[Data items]

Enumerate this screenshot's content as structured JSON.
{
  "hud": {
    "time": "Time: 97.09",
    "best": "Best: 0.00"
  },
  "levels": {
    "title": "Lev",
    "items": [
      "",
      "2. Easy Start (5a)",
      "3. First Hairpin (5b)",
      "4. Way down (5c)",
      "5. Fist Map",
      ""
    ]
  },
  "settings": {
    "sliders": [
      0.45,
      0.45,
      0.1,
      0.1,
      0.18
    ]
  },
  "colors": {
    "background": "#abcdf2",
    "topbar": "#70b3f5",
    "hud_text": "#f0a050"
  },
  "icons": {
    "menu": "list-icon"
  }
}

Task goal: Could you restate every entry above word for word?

Solution to the exercise:
Enumerate this screenshot's content as structured JSON.
{
  "hud": {
    "time": "Time: 97.09",
    "best": "Best: 0.00"
  },
  "levels": {
    "title": "Lev",
    "items": [
      "",
      "2. Easy Start (5a)",
      "3. First Hairpin (5b)",
      "4. Way down (5c)",
      "5. Fist Map",
      ""
    ]
  },
  "settings": {
    "sliders": [
      0.45,
      0.45,
      0.1,
      0.1,
      0.18
    ]
  },
  "colors": {
    "background": "#abcdf2",
    "topbar": "#70b3f5",
    "hud_text": "#f0a050"
  },
  "icons": {
    "menu": "list-icon"
  }
}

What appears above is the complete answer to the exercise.